[Dataset rows for apps and sites]
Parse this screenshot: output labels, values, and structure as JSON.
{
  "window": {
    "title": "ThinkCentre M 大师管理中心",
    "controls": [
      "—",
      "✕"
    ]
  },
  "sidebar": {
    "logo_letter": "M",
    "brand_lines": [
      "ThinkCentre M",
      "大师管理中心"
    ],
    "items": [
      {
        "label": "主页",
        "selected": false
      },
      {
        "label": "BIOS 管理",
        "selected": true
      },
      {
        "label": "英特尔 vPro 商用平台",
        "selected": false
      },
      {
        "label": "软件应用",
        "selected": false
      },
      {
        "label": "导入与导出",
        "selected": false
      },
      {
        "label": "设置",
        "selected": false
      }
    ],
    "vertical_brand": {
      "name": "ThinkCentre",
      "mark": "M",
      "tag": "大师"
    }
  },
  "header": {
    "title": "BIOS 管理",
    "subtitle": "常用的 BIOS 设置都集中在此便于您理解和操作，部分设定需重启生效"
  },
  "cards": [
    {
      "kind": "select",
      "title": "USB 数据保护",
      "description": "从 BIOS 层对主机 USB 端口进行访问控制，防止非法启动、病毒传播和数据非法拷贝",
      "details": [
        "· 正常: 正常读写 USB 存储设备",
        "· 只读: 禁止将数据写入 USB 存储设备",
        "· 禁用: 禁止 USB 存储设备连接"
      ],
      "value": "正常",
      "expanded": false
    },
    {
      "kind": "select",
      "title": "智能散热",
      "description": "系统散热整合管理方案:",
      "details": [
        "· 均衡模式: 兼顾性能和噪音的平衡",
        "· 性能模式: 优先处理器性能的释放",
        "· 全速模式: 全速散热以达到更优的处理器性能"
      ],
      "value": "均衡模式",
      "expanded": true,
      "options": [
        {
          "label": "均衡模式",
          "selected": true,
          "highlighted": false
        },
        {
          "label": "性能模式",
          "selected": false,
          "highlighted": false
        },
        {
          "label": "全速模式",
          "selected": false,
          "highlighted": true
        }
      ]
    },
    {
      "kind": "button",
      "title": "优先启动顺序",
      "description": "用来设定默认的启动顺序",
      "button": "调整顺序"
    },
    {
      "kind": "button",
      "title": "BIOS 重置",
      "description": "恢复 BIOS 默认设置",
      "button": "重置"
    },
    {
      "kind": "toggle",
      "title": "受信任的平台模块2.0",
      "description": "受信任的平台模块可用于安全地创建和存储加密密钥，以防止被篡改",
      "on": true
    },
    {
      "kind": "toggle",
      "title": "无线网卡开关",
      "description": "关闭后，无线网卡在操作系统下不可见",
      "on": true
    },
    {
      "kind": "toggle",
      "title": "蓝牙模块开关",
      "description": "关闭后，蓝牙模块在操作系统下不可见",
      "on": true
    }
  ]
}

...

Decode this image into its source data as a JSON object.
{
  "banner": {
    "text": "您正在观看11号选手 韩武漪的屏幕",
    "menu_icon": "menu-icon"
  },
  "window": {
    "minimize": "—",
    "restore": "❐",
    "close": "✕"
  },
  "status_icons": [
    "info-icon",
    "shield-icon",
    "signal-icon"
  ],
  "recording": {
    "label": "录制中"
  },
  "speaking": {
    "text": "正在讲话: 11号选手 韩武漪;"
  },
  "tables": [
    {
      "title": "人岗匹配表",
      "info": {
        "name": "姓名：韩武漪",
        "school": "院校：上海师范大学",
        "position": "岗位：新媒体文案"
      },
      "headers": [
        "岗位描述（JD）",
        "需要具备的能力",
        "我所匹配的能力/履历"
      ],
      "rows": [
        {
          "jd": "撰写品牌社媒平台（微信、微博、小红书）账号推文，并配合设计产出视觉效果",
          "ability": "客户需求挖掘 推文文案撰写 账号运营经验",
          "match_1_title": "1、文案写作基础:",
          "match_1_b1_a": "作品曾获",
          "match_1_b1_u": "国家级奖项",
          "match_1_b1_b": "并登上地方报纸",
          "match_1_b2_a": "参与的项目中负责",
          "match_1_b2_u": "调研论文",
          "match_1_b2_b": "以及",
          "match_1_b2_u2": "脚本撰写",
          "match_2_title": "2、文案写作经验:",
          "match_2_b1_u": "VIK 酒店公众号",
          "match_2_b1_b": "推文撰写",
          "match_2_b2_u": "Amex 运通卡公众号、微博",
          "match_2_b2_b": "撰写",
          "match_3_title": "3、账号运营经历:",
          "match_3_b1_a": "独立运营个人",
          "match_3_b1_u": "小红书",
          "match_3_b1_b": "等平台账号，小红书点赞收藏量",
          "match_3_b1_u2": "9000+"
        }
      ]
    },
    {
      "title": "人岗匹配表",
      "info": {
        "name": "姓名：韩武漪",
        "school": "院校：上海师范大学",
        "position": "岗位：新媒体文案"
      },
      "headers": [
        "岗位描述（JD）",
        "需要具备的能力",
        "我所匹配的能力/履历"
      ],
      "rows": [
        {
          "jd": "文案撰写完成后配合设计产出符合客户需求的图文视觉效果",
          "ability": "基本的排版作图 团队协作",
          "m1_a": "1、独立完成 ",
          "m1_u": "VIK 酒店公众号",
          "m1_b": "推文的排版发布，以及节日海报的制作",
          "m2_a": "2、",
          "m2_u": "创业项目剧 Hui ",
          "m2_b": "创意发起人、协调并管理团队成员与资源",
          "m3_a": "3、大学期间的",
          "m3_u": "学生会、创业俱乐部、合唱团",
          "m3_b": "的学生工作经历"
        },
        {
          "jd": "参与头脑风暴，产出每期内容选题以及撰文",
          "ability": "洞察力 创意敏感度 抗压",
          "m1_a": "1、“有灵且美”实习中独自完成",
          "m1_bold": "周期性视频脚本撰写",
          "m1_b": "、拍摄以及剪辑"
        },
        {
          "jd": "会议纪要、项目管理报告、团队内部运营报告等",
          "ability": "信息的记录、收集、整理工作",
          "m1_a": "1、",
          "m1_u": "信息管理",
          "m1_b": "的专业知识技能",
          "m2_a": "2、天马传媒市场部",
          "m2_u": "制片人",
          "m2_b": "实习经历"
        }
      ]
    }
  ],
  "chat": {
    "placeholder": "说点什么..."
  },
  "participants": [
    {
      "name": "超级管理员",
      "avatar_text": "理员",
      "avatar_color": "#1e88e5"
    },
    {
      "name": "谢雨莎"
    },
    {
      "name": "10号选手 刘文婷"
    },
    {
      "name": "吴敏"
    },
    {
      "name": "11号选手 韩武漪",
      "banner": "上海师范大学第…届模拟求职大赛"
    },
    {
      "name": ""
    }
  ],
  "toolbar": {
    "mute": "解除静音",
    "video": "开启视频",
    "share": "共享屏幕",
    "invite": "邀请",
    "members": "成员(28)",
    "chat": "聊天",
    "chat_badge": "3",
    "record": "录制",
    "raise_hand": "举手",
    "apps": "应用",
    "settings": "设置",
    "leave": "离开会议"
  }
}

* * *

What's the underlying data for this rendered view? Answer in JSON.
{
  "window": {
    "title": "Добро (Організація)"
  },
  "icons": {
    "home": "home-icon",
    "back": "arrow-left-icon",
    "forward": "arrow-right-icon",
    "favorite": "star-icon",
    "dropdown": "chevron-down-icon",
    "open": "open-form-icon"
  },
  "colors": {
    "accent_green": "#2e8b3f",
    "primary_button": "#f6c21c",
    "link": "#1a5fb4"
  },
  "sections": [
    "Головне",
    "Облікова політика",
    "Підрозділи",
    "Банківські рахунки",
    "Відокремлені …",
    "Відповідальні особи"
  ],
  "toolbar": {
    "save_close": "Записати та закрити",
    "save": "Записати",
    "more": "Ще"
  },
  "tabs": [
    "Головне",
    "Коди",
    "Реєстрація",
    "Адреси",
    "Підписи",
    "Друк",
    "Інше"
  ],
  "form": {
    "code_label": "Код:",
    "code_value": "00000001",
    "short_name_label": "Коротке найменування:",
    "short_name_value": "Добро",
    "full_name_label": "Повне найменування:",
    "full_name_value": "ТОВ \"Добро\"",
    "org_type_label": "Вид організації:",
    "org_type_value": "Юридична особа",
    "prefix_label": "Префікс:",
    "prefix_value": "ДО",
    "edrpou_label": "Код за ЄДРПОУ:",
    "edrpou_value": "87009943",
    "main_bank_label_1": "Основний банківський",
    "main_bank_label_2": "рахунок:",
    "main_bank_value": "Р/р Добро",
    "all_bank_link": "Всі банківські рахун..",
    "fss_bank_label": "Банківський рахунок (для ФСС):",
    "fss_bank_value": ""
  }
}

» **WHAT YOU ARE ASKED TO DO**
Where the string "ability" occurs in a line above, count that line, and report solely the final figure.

» **EXERCISE OUTPUT**
4